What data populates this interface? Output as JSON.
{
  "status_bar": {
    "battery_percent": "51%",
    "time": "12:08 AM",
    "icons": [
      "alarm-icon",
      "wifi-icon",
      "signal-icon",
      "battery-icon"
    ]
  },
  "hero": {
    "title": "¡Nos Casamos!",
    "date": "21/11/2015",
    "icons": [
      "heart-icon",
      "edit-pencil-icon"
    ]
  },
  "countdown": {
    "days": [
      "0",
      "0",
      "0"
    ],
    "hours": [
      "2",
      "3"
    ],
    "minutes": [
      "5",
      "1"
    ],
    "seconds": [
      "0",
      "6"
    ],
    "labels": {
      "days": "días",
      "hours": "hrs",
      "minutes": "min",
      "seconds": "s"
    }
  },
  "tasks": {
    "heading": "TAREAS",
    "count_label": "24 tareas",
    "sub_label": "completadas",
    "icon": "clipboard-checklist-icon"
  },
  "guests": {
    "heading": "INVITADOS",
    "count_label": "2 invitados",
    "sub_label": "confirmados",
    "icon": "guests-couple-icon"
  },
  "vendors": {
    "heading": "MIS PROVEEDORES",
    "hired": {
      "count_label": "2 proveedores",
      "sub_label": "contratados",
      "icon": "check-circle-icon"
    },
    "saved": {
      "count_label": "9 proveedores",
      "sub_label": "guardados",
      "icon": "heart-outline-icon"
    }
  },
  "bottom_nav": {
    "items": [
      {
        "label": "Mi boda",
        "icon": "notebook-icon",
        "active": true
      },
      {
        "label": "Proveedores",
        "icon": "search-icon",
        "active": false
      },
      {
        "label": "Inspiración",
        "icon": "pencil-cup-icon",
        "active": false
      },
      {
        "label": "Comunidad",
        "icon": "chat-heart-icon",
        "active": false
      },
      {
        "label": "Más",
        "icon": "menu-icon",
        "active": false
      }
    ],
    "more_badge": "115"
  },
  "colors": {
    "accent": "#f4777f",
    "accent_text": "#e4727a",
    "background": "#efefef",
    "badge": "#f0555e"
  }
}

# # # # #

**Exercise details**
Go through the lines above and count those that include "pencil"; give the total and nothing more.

**Finished exercise**
2